- _Records shown_
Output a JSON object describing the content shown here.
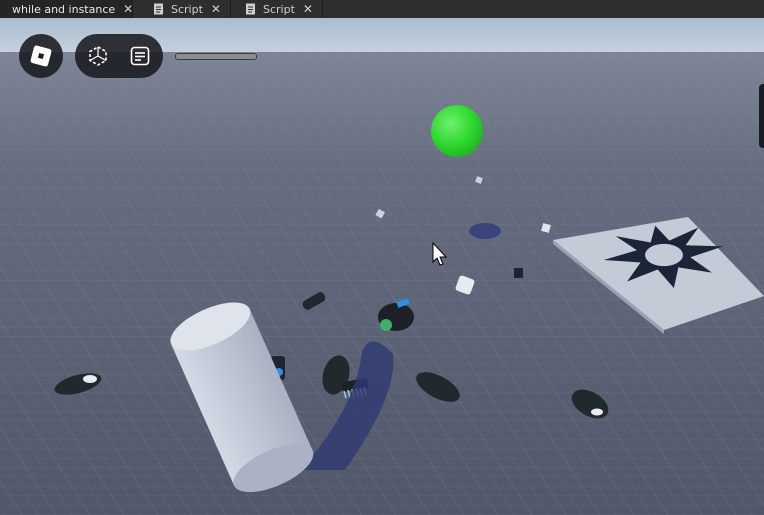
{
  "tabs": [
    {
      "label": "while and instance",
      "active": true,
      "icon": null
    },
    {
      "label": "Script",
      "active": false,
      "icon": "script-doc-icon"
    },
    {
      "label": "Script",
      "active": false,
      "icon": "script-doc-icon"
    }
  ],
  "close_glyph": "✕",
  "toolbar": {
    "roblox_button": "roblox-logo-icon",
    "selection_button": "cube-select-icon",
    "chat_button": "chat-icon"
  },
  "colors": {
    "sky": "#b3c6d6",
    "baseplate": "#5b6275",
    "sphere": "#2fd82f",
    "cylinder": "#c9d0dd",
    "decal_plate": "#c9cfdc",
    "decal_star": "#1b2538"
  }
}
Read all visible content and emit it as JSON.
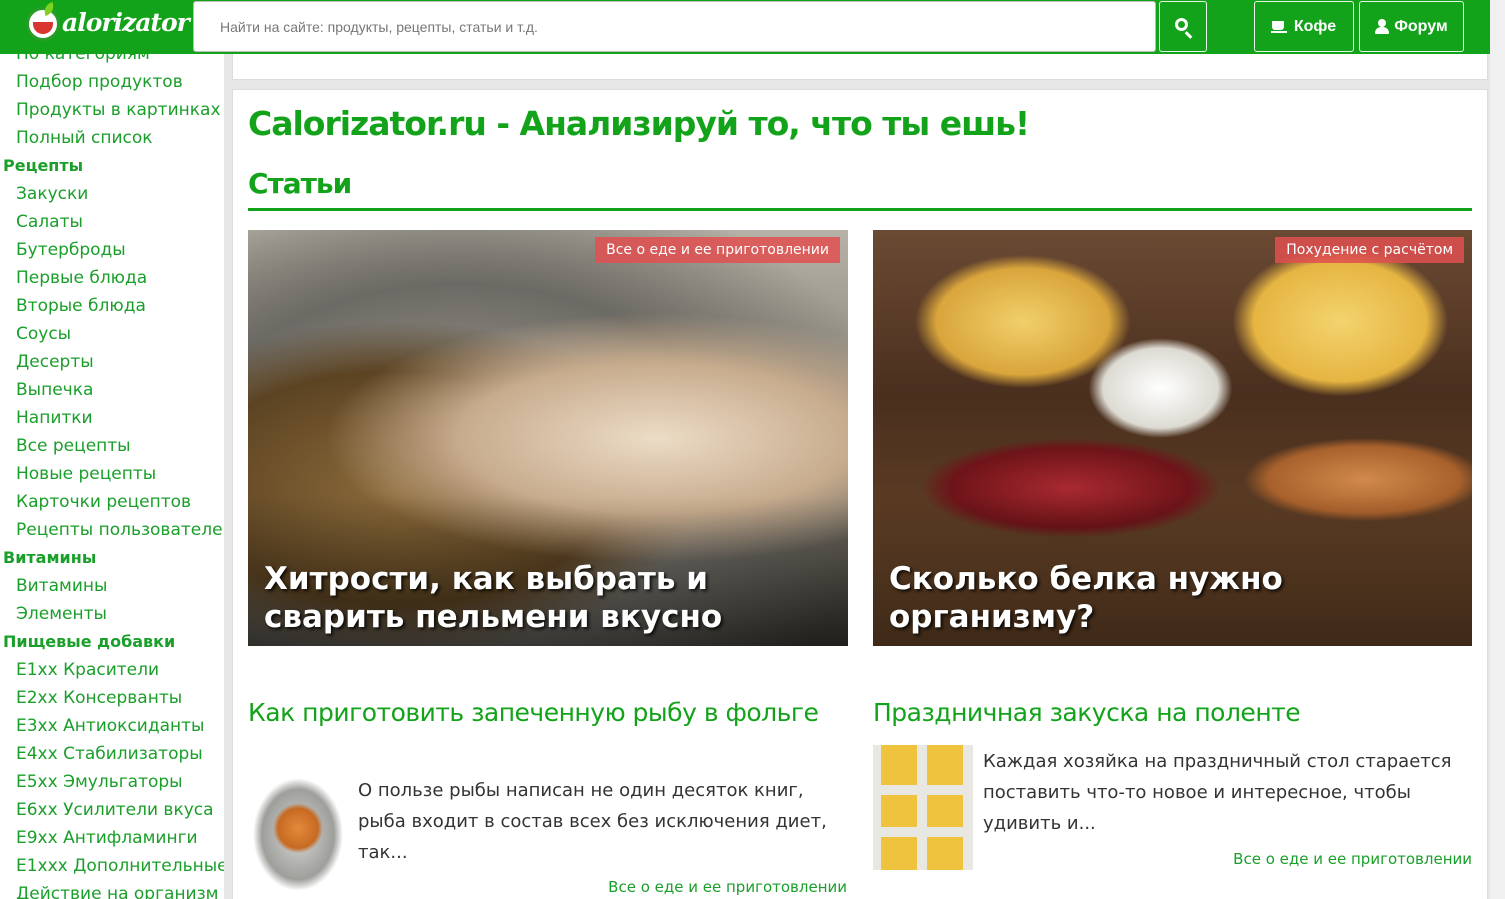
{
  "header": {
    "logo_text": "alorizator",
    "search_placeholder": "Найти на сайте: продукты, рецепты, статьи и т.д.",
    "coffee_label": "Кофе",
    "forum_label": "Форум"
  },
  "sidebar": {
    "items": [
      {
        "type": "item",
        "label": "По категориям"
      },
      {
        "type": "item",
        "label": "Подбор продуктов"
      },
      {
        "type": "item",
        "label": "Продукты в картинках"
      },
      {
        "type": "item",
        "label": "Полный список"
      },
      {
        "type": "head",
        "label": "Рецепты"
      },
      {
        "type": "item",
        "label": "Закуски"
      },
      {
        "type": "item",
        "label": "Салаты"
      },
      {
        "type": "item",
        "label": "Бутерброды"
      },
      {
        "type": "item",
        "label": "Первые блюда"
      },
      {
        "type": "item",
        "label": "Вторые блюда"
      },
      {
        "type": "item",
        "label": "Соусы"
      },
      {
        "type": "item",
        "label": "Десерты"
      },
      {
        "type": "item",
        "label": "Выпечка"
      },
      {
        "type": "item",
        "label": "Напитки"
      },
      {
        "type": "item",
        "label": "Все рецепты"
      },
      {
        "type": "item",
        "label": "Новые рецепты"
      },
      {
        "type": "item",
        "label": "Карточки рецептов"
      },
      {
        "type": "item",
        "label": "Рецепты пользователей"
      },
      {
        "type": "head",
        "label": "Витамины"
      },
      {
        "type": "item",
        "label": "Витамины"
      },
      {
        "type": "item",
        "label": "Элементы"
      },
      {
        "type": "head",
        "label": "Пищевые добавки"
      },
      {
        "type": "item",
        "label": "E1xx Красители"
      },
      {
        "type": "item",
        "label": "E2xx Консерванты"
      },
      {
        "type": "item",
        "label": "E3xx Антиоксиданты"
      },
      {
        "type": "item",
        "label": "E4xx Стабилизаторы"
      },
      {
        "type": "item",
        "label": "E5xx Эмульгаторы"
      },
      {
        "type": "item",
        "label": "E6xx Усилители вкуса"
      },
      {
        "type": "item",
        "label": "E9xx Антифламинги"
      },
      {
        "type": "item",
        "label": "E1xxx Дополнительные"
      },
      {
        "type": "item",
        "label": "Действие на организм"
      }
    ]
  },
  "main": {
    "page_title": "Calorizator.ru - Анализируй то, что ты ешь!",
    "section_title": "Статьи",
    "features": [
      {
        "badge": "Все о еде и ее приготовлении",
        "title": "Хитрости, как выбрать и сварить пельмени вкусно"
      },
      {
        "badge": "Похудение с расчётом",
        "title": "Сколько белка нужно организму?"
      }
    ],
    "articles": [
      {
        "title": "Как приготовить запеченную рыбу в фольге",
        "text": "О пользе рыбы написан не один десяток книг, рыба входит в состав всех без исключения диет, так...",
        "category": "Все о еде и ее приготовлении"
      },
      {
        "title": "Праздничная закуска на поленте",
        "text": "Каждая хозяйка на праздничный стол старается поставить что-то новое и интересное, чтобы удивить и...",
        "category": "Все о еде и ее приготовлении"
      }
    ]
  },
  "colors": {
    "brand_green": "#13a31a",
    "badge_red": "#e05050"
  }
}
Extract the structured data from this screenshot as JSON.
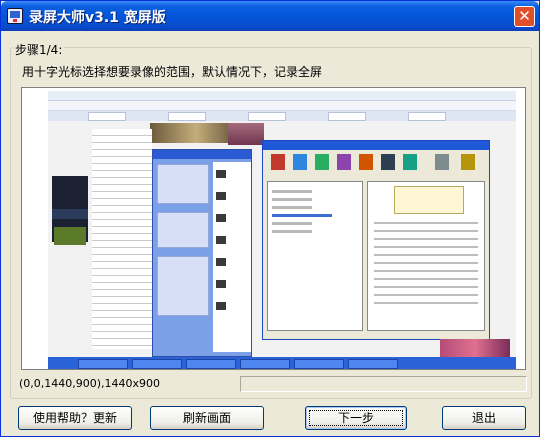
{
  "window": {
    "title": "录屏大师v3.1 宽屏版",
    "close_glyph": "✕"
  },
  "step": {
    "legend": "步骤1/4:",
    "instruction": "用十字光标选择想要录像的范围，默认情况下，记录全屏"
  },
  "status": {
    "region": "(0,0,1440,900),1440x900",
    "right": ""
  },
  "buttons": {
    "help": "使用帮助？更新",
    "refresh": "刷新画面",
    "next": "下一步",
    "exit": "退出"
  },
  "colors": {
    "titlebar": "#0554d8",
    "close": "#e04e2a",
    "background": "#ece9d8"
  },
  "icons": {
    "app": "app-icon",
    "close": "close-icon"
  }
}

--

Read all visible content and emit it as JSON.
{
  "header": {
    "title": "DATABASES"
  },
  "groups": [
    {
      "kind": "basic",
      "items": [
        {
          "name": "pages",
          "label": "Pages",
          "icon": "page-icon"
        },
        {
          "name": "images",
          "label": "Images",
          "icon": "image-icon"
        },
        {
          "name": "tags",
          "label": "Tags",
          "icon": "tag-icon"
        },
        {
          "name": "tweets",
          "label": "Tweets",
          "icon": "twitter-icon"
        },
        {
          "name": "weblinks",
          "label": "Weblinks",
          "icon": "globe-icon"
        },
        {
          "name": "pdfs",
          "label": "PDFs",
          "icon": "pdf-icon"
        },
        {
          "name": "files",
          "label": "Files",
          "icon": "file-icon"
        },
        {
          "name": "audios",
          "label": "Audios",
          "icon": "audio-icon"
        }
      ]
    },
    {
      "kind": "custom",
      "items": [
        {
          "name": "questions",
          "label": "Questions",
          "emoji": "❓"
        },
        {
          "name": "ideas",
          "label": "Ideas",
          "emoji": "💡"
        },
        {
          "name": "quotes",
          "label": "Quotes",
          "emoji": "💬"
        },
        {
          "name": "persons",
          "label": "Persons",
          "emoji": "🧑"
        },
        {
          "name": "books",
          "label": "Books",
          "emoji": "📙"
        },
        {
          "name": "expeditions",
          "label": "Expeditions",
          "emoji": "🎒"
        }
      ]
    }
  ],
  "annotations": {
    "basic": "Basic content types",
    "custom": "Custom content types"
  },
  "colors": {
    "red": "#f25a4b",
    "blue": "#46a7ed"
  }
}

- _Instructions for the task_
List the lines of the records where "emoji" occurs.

- _Output for this exercise_
          "emoji": "❓"
          "emoji": "💡"
          "emoji": "💬"
          "emoji": "🧑"
          "emoji": "📙"
          "emoji": "🎒"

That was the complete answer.